  4. ^ a b c "Ribbon Attachment, Letter 'V'". MIL-DTL-41819/3J. Defense Logistics Agency. Defense Logistics Agency. 2 February 2017. 
  5. ^ a b c "Army Regulation 600–8–22 Military Awards" (PDF). United States Army. 24 June 2013. Archived from the original (PDF) on 22 July 2011. Retrieved 6 May 2014. 
  6. ^ a b c "AFI 36-2803 Air Force Military Awards and Decorations Program" (PDF). 18 December 2013. p. 218. Archived from the original (PDF) on 4 March 2014. Retrieved 6 May 2014. 
  7. ^ a b c "COMDTINST M1650.25E Medals and Awards Manual" (PDF). 15 August 2016. pp. 1–23. Retrieved 30 October 2016. 
  8. ^ a b c SECNAVINST 1650.1H
  9. ^ Burgess, Lisa (26 October 2006). "Pentagon reviewing ‘V’ device for consistency". Stars and Stripes. Retrieved 28 April 2014. 
  10. ^ a b The "V" Device
  11. ^ Newsweek, Beneath the Waves, 5/26/96
  12. ^ Board for Correction of Naval Records
  13. ^ "Department of Defense Manual 1348.33, Volume 3" (PDF). Defense Technical Information Center. 23 November 2010. p. 53. Archived from the original (PDF) on 24 January 2013. Retrieved 16 October 2012. 
  14. ^ a b c d e f Dizzle, Kirk (16 March 2016). "New V, C and R devices". DD214 Blog. Medals of America. Retrieved 25 February 2017. 
  15. ^ "DOD MANUAL 1348.33, VOLUME 4 MANUAL OF MILITARY DECORATIONS AND AWARDS: DOD JOINT DECORATIONS AND AWARDS" (PDF). United States Department of Defense. 21 December 2016. p. 23&27. Retrieved 15 March 2017. 

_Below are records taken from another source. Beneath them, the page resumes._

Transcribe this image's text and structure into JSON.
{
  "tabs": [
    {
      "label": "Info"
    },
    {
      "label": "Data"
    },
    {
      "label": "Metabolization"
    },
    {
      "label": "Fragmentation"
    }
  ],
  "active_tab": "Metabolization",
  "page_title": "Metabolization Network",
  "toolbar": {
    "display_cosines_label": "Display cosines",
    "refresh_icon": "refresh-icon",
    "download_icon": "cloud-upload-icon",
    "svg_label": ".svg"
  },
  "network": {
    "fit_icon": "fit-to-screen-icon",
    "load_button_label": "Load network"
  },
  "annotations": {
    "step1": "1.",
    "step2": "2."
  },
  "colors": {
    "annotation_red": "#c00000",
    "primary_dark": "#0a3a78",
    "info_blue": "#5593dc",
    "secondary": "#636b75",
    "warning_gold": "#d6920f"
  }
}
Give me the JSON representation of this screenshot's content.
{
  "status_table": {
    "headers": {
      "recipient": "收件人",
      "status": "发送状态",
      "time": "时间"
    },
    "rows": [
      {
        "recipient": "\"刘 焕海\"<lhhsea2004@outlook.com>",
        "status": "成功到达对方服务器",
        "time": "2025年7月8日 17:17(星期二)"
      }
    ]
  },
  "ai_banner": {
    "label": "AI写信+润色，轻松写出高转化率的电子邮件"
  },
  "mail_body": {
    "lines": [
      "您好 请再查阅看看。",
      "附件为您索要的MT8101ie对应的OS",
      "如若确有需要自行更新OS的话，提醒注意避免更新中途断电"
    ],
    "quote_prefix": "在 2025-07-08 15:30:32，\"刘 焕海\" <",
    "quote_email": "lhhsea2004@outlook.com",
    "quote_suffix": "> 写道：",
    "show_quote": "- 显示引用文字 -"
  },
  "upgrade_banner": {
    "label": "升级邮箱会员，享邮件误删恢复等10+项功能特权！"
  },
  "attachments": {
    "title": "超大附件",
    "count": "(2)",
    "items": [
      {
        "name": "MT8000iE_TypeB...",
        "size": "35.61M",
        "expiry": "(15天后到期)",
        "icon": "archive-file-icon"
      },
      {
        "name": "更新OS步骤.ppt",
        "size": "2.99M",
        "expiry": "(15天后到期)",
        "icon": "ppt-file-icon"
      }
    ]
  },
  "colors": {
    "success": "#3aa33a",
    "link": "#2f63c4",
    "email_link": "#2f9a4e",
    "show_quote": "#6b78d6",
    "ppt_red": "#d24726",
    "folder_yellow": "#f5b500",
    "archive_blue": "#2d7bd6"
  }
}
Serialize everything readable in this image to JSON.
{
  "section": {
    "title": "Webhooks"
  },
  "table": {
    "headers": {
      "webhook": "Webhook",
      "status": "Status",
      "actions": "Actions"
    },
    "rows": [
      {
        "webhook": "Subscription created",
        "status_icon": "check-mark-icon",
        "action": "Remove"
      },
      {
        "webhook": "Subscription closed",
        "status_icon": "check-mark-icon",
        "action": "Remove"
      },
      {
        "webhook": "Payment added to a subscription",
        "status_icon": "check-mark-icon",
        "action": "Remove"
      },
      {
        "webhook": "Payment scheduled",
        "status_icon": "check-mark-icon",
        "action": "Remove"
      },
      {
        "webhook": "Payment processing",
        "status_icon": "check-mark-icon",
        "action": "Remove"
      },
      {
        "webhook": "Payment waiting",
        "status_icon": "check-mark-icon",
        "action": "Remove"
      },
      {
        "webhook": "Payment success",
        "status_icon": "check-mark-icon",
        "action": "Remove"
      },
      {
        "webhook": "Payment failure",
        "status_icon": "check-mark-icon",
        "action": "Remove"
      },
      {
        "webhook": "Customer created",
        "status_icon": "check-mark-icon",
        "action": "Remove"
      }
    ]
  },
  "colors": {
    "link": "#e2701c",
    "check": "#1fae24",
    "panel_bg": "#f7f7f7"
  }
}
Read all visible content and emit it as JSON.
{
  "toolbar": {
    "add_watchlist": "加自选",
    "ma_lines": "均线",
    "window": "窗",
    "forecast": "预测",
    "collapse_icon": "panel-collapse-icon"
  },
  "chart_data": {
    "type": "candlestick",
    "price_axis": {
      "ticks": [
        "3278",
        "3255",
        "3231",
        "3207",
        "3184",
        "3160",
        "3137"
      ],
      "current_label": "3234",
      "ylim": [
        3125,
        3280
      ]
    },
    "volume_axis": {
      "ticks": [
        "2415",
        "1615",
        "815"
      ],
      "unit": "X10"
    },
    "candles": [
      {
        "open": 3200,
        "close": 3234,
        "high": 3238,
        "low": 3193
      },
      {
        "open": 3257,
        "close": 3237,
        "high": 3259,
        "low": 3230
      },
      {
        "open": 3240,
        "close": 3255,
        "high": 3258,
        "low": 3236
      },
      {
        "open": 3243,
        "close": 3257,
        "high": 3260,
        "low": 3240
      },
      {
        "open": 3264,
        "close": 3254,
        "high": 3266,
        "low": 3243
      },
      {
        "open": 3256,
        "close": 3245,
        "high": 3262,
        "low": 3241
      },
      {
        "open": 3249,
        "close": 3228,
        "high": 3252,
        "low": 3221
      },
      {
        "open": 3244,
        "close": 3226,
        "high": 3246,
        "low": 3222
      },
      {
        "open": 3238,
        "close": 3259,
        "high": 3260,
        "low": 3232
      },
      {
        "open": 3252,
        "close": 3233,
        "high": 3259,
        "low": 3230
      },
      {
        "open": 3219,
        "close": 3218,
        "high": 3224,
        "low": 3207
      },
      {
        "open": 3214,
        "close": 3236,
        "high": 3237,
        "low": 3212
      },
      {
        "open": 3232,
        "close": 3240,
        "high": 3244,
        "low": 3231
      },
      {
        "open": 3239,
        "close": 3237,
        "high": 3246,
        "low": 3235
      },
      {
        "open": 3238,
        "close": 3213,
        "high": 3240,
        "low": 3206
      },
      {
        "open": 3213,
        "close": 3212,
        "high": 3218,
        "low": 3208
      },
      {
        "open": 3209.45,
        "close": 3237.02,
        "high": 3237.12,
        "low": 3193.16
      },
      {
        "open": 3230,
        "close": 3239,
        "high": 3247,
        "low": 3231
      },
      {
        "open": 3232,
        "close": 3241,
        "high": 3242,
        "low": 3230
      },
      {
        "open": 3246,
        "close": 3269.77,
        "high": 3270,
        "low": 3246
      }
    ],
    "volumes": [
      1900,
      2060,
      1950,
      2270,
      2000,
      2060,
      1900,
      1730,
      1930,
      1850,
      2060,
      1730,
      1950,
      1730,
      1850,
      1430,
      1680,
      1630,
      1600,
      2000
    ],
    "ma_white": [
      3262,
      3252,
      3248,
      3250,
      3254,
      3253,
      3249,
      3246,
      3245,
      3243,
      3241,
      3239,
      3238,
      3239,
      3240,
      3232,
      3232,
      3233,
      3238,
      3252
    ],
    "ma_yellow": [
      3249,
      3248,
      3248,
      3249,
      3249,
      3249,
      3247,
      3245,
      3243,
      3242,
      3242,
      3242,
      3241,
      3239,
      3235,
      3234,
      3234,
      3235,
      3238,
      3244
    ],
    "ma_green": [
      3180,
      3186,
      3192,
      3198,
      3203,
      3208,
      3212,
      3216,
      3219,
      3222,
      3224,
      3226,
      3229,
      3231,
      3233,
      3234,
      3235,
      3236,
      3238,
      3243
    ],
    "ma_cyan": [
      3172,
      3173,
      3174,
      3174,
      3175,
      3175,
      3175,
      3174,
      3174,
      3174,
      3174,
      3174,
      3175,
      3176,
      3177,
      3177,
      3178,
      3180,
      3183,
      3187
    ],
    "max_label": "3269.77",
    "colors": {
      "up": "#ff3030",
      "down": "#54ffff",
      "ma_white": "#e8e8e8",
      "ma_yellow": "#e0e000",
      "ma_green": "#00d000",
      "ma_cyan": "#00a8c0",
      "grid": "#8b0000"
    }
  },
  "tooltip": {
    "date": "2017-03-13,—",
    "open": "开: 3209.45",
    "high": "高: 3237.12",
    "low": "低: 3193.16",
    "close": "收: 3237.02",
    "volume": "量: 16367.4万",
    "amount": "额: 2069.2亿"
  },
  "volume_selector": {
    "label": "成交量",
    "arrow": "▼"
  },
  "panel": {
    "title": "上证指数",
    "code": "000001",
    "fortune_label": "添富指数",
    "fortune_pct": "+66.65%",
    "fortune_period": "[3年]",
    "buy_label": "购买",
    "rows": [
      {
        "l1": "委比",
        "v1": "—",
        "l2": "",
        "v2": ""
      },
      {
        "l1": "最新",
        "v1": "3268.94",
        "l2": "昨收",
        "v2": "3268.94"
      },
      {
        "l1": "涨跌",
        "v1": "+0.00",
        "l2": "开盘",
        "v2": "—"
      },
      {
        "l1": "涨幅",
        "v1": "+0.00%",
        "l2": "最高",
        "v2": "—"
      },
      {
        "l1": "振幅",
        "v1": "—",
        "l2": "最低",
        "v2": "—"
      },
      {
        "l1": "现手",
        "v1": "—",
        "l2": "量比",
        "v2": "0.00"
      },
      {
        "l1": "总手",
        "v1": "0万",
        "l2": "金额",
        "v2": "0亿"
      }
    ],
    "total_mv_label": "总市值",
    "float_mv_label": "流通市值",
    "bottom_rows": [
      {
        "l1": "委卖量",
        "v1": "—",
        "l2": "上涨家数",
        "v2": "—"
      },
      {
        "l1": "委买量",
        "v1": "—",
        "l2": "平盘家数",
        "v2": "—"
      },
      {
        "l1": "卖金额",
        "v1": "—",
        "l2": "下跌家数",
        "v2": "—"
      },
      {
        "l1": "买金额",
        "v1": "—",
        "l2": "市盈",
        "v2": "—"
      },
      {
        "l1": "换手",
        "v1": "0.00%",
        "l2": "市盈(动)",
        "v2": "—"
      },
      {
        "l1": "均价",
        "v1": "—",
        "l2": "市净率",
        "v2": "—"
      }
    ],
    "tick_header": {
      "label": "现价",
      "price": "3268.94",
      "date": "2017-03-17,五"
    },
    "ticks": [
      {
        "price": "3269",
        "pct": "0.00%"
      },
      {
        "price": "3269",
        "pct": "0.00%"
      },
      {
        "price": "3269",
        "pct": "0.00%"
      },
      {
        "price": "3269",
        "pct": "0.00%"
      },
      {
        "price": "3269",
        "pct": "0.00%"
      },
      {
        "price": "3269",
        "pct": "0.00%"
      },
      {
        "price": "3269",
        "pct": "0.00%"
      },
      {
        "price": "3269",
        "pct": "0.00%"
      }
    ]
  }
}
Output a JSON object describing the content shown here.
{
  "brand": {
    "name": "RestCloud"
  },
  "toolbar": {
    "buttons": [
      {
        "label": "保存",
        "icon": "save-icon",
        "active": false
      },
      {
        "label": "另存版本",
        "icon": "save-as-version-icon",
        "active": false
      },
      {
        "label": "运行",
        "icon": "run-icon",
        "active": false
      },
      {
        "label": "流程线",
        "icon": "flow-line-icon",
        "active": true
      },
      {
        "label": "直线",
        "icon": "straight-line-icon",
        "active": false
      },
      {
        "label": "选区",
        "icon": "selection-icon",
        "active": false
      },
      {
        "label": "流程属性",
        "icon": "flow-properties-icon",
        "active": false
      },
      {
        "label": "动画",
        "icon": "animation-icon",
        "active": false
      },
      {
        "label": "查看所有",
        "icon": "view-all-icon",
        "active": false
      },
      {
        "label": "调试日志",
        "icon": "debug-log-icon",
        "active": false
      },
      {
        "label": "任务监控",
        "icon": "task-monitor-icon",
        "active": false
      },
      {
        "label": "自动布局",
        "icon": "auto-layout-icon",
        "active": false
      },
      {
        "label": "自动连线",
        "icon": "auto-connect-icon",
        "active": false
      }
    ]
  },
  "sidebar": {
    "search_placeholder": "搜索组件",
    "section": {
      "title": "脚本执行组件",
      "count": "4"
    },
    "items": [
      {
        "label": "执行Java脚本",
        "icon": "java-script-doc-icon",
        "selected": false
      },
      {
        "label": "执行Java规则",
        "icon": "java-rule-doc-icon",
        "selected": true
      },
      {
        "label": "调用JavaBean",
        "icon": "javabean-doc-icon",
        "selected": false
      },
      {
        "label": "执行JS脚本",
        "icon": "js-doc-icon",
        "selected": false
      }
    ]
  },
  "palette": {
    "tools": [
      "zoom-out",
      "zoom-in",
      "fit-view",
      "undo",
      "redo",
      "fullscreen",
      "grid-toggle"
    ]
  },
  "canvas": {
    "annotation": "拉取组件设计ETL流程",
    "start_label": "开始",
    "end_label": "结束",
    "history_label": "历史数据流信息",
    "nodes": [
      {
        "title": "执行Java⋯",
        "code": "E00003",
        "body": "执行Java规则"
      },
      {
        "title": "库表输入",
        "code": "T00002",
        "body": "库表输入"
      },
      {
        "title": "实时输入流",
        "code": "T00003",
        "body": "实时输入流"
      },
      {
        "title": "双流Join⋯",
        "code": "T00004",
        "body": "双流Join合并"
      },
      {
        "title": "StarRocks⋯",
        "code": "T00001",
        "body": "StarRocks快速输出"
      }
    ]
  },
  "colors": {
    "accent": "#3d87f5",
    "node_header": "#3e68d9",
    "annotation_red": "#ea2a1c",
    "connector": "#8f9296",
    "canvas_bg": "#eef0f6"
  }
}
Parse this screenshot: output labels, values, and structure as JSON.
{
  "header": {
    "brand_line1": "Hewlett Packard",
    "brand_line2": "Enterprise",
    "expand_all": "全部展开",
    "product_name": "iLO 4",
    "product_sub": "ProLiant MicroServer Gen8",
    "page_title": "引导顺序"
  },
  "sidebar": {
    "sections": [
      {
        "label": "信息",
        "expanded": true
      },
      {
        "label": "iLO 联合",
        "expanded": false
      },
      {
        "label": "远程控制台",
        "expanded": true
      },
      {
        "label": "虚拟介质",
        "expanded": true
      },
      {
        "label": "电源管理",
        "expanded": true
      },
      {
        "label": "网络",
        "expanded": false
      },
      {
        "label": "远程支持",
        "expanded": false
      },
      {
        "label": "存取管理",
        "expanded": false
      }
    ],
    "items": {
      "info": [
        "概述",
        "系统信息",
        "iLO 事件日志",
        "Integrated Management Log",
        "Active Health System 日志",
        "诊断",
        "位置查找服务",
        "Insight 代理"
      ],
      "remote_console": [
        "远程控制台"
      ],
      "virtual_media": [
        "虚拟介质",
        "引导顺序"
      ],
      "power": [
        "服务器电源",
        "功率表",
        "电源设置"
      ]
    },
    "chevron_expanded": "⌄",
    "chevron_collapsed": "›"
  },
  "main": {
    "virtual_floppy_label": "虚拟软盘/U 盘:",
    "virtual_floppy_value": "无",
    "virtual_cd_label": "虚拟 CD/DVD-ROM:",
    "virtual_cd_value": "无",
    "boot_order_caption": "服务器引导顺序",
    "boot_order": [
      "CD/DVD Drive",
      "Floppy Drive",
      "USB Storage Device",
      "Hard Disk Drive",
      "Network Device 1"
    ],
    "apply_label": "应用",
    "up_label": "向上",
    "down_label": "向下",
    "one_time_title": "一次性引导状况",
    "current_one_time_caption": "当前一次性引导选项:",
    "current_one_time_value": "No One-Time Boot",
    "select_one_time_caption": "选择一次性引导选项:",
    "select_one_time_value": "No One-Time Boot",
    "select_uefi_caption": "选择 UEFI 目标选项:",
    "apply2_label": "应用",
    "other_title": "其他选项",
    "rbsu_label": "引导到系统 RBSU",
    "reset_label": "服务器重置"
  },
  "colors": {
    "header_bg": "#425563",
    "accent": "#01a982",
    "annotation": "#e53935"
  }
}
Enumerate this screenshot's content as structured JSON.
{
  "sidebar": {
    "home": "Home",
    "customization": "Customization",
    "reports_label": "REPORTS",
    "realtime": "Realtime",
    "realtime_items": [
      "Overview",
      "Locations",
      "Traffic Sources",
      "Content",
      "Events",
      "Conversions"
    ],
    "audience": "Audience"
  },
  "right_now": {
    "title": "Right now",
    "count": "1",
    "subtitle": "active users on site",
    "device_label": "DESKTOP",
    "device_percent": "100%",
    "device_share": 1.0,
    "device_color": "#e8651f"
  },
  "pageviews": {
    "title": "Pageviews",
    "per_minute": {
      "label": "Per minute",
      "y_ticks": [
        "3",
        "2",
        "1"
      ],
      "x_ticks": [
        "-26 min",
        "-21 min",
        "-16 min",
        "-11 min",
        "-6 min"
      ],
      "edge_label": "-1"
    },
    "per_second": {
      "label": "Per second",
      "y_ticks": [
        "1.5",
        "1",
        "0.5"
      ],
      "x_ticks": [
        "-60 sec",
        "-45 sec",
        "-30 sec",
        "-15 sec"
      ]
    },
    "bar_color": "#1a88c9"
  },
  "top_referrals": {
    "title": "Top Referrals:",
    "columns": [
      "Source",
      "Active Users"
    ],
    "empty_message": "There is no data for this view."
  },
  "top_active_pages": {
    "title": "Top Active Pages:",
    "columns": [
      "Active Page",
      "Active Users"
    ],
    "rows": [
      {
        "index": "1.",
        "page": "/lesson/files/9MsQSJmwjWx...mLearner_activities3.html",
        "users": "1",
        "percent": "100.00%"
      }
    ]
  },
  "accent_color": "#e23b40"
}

  16. ^ "Department of the Army Pamphlet 670–1 Uniform and Insignia Guide to the Wear and Appearance of Army Uniforms and Insignia" (PDF). United States Department of the Army. 31 March 2014. p. 237. Archived from the original (PDF) on 6 May 2014. Retrieved 6 May 2014. 
  17. ^ "AFI 36-2903 Dress and Personal Appearance of Air Force Personnel" (PDF). United States Department of the Air Force. 18 July 2011. p. 156. Archived from the original (PDF) on 7 October 2013. Retrieved 6 May 2014. 
  18. ^ "CHAPTER FIVE IDENTIFICATION BADGES/AWARDS/INSIGNIA" (PDF). United States Navy Uniform Regulations. United States Navy, Bureau of Personnel. pp. 5–48. Archived from the original (PDF) on 27 November 2014. Retrieved 6 May 2014. 
  19. ^ "Uniform Regulations COMDTINST M1020.6G" (PDF). United States Coast Guard. March 2012. pp. 3–100, 3–104. Retrieved 6 May 2014. 
  20. ^ "5. Bronze Letter "V" (Combat Distinguishing Device)". Navy Personnel Command > Support & Services > US Navy Uniforms > Uniform Regulations > Chapter 5 > 5301 - 5319 Awards. January 2015. Retrieved 25 February 2017. The bronze letter "V" may be worn on the following ribbons if the citation specifically authorizes the "V" for valor (heroism): Decorations awarded prior to 1974: Legion of Merit, Bronze Star Medal, Joint Service Commendation Medal, Navy Commendation Medal and Navy Achievement Medal. Decorations awarded after 1974: Distinguished Flying Cross, Bronze Star Medal, Air Medal, Joint Service Commendation Medal, and Navy Commendation Medal. Wear only one "V". Arrange gold, bronze or silver stars, or the oak leaf cluster indicating subsequent awards of the medal (except Air Medal <(see article 5319.7)>, in a horizontal line beside the "V" symmetrically in the center of the suspension ribbons of large and miniature medals (position as detailed below). Arrange them in a horizontal line on the ribbon bar with the "V" in the center and the first star to the wearer's right, the second to the wearer's left, and so on. 
  21. ^ "DOD MANUAL 1348.33, VOLUME 4 MANUAL OF MILITARY DECORATIONS AND AWARDS: DOD JOINT DECORATIONS AND AWARDS" (PDF). United States Department of Defense. 21 December 2016. p. 39. Retrieved 3 March 2017.